Bikers and pedestrians are not blameless, of course. They too must continue to pay attention to their surroundings. Bikers, myself among them, must follow traffic signals and also respect the rights of pedestrians. Far too often I see bikers riding on the wrong side of the road or traveling against traffic to avoid a slight detour. Not stopping at stops signs or not waiting for stoplights to change are likewise common behaviors. While there is debate over whether or not there should be separate rules for cyclists in such situations, for now, drivers don’t expect that behavior, making it more dangerous. In crowded pedestrian areas, bikers often fail to yield to pedestrians. A bike-pedestrian collision is far less likely to be fatal, but it can still be damaging for both parties.
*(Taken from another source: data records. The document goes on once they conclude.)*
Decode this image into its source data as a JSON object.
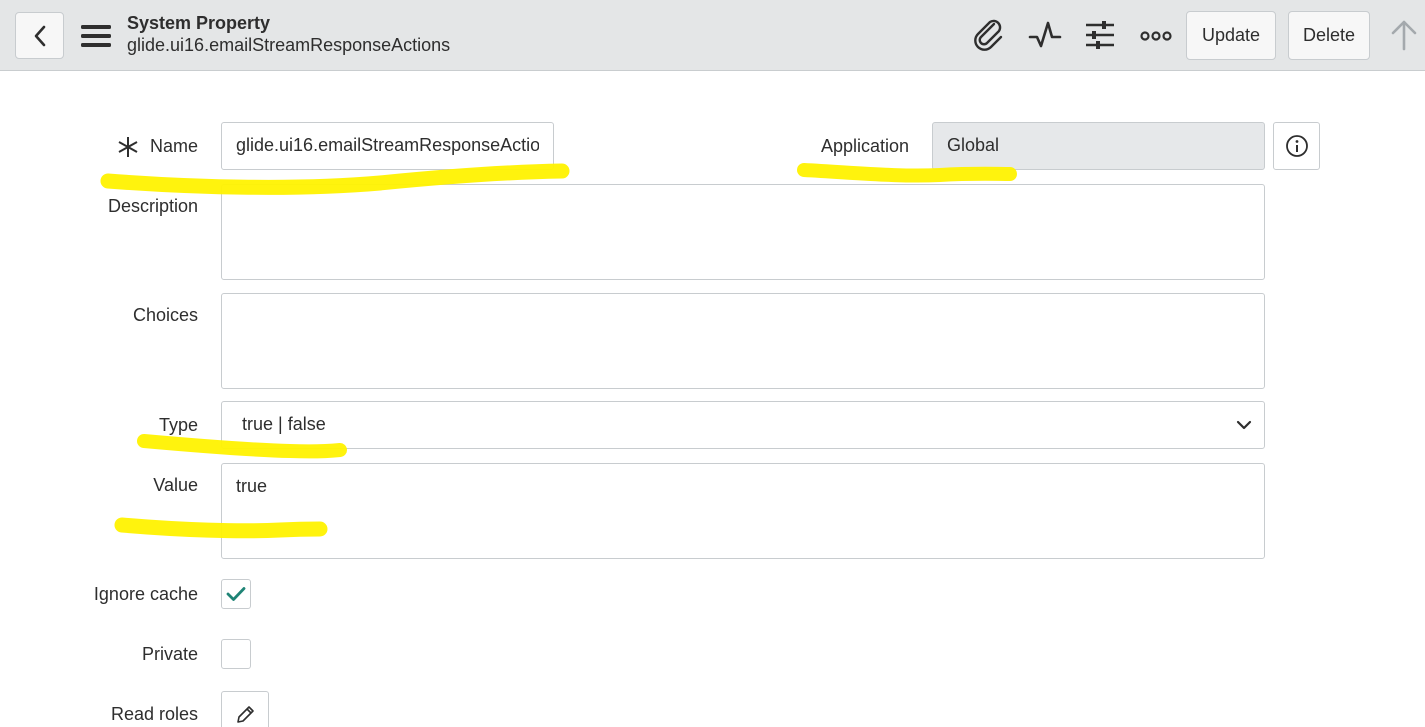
{
  "header": {
    "title": "System Property",
    "subtitle": "glide.ui16.emailStreamResponseActions",
    "update_label": "Update",
    "delete_label": "Delete"
  },
  "form": {
    "name": {
      "label": "Name",
      "value": "glide.ui16.emailStreamResponseActions",
      "required": true
    },
    "application": {
      "label": "Application",
      "value": "Global"
    },
    "description": {
      "label": "Description",
      "value": ""
    },
    "choices": {
      "label": "Choices",
      "value": ""
    },
    "type": {
      "label": "Type",
      "value": "true | false"
    },
    "value": {
      "label": "Value",
      "value": "true"
    },
    "ignore_cache": {
      "label": "Ignore cache",
      "checked": true
    },
    "private": {
      "label": "Private",
      "checked": false
    },
    "read_roles": {
      "label": "Read roles"
    }
  },
  "colors": {
    "header_bg": "#e4e6e7",
    "highlight": "#fff200",
    "check": "#1f8476"
  }
}
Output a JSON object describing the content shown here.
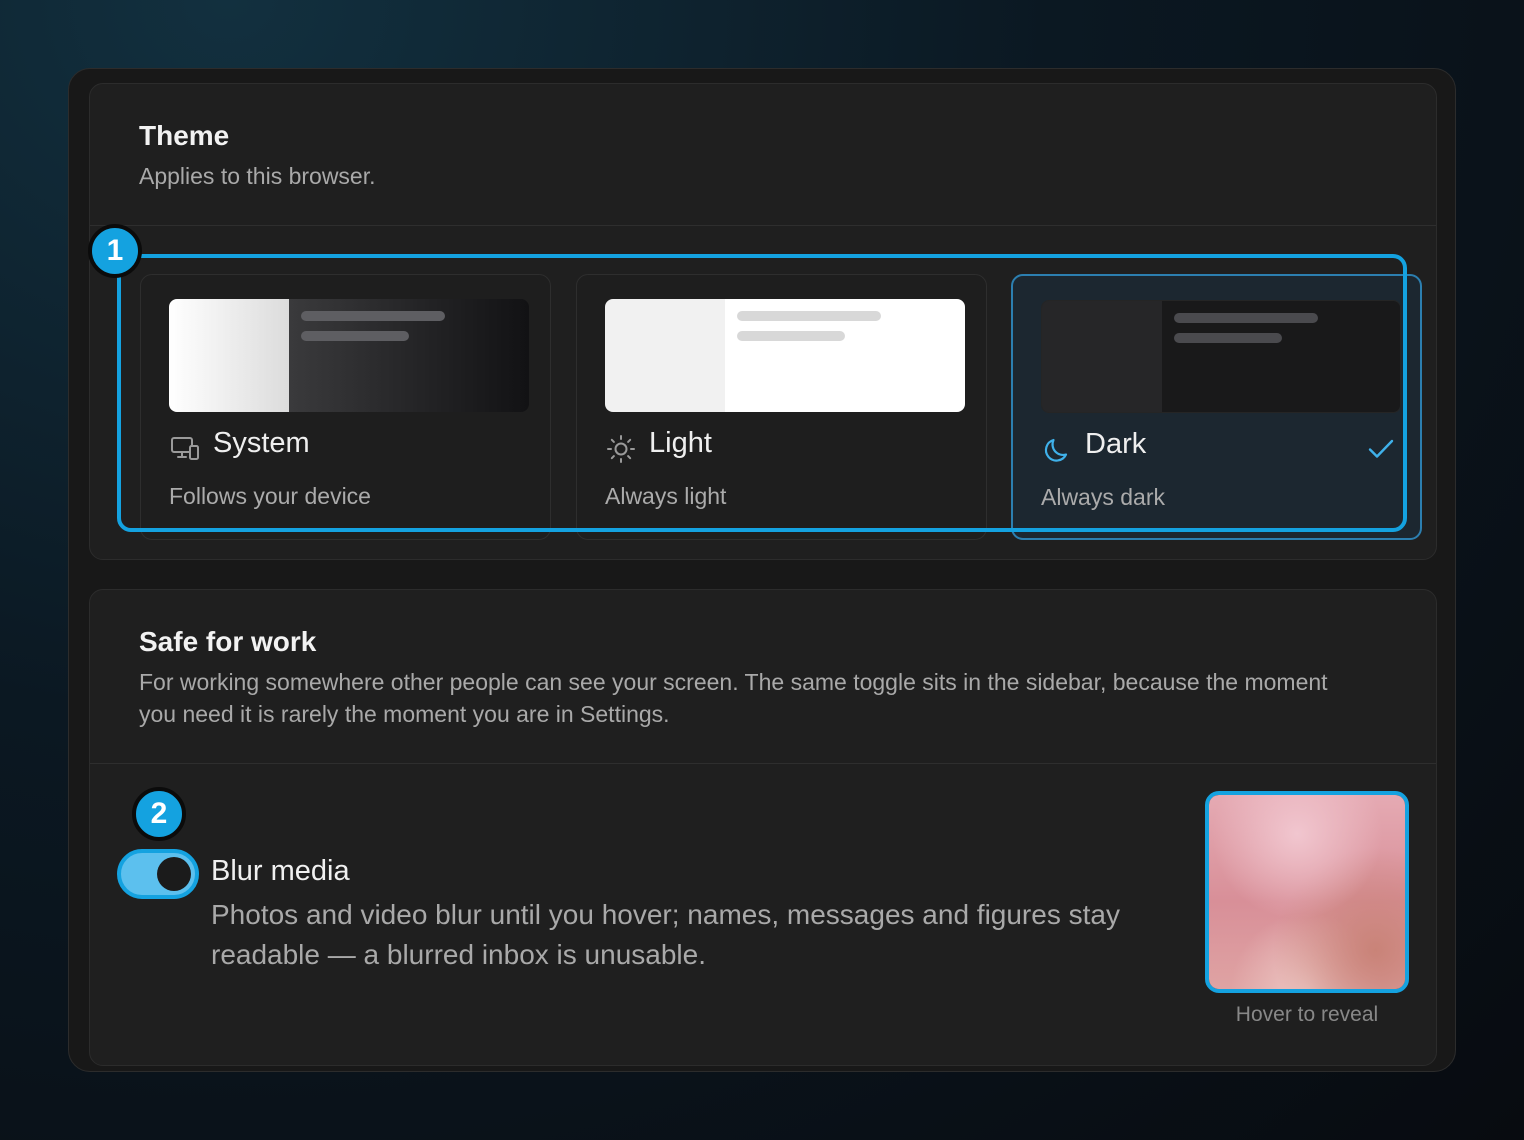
{
  "theme": {
    "title": "Theme",
    "subtitle": "Applies to this browser.",
    "options": [
      {
        "label": "System",
        "description": "Follows your device",
        "icon": "monitor-icon",
        "selected": false
      },
      {
        "label": "Light",
        "description": "Always light",
        "icon": "sun-icon",
        "selected": false
      },
      {
        "label": "Dark",
        "description": "Always dark",
        "icon": "moon-icon",
        "selected": true
      }
    ]
  },
  "safe_for_work": {
    "title": "Safe for work",
    "subtitle": "For working somewhere other people can see your screen. The same toggle sits in the sidebar, because the moment you need it is rarely the moment you are in Settings.",
    "blur_media": {
      "label": "Blur media",
      "description": "Photos and video blur until you hover; names, messages and figures stay readable — a blurred inbox is unusable.",
      "enabled": true,
      "preview_caption": "Hover to reveal"
    }
  },
  "badges": [
    "1",
    "2"
  ],
  "colors": {
    "accent": "#14a2e0",
    "card_bg": "#1f1f1f",
    "selected_bg": "#1c2730"
  }
}
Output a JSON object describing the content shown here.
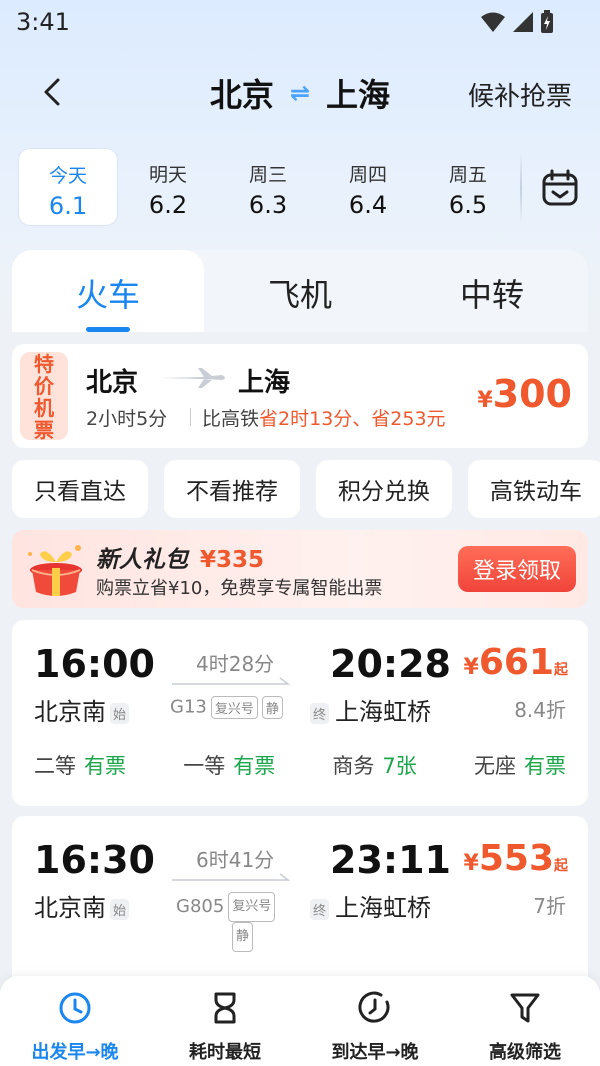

But, in the end, blaming pedestrians and bicyclists for accidents on streets built for the car is misdirected. As I wrote last week, our streets are designed for cars, with pedestrians and bicyclists as afterthoughts. Only one set of actors is in control of a speeding ton of vehicle. Only one set of road users can travel in excess of 30 miles per hour.
What we miss when we speed through our cities is the chance to connect with one another at human level. The goal of getting to our destinations 5 minutes faster, finding the right route on Waze, or shooting down a neighborhood street to avoid a bottleneck, turns the spaces in between our destinations into blurs. If the world we pass through becomes little more than backdrop, so do the lives of those using it.
All three of Houston’s plans call on us to change this calculus. They ask us to make streets safer for all users, of course, but more than that, they urge us to take notice of one another as we move through the city.
The plans all provide tangible suggestions for how we can achieve these goals. The draft bike plan calls for routes that cyclists of all levels can use comfortably. Vision Zero campaigns for roads built for slower speeds. Plan Houston seeks to make safer and healthier neighborhoods and a city that connects people. I hope that each of these goals can be achieved. We’d all benefit.
Back to the sign on Mandell Street. I don’t want us to have to write notes of apology for close calls. More importantly, I want us to avoid the pain and suffering of fatal accidents — moments where apologies cannot be given. I want to be safe on our roads. I want my child and partner to be safe. I want you and your family to be safe.
I hope that the driver of the blue car means what she said, that she’ll be more careful next time. I hope that we can all take that message to heart as we go onto the road next. But also I hope we take action as a city to ensure that we more clearly see and protect one another. We’ve got several plans before us now that provide an opportunity to pursue this goal. I hope we take them.